Concert Review | Kurt Vile at the Pumpehuset
A little like Pumpehuset, the venue of his concert tonight, Kurt Vile sort of slips under the radar when it comes to music. Understated, unbeknown – call it what you will – but the Philadelphian guitarist and songwriter’s tunes, penned both as a solo act and with his band the Violaters, have seemed to stay low-key and retain their indie edge whilst gaining a sizeable following. He arrives in Copenhagen on a Saturday night to a cultish crowd who are sure to be feverish about the talented man and musician – one who often exhibits two distinct sides to his personality through his music. Which will we see this evening?
Danish band Petrus Katell slip the night’s proceedings into gear with their expansive yet parochial brand of folk rock. Per Løkkegaard and crew, in what turns out to be an enchanting set, despatch spacious, resonating percussion and Fleet Foxes-esque harmonies. Turning Pumpehuset’s stage into a church pulpit, their music shakes the soul, no doubt loosening the audience’s blood vessels ready for the main man later.
Saying that though, Petrus Katell have arrived as much to share the occasion with Kurt Vila as to support him. They could be a headline act.
When Vile and company do take to the stage, the ‘blood, sweat and tears’ rock ‘n’ roll that characterised their early music – as well as that of Vile’s first band, The War on Drugs – is evident. Long-haired musicians instigate a torrent of guitar riffs and drums: riffs which, were they played on a moving boat, would throw the whole vessel and its crew viciously from side to side.
The audience is in raptures. This early show not only means a hell-raising set introduction, but also that the more stripped-down, desperate acoustics of Vile’s latter solo stuff are to follow.
And, sure enough, as the gig crosses the midway mark, Vile is left alone on stage with his guitar for a restless rendition of ‘Peeping Tomboy’. The lyric “I don’t wanna change, but I don’t wanna stay the same” is indicative of a sentiment surely shared by most of the single-generation onlookers: a feeling of loose-endishness and wayward indecision endemic in modern society.

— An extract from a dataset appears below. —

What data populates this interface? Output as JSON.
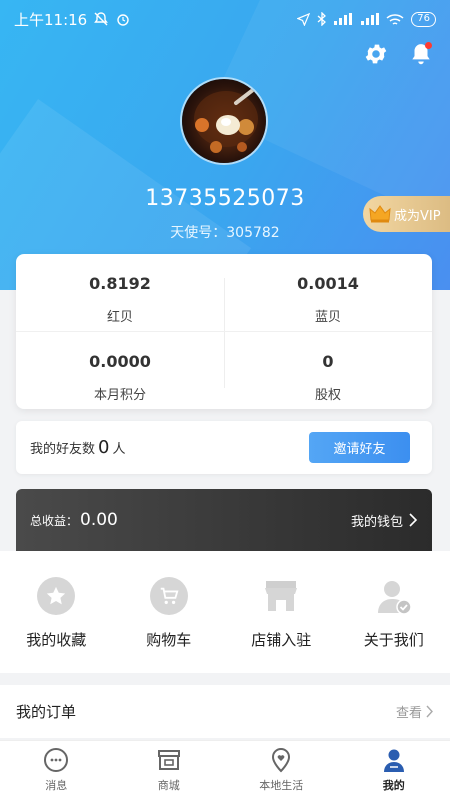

Vile, playing beautifully, moves onto songs such as the timidly sardonic ‘Society is My Friend’ and ‘Ghost Town’, the latter turning out to be the show’s climax, with the reassembled backing band knocking out accomplished licks and beats and the mood being taken in yet another direction.
This, in a nutshell, is what Kurt Vile is all about: a tour de force of mood, angst and musical mastery. Saturday night’s gig proved that, in this day and age of contrived, big-budget entertainment franchises, that not all is lost in aesthetic. There’s still room for someone to keep their swathes of fans hooked just by being their unedited selves.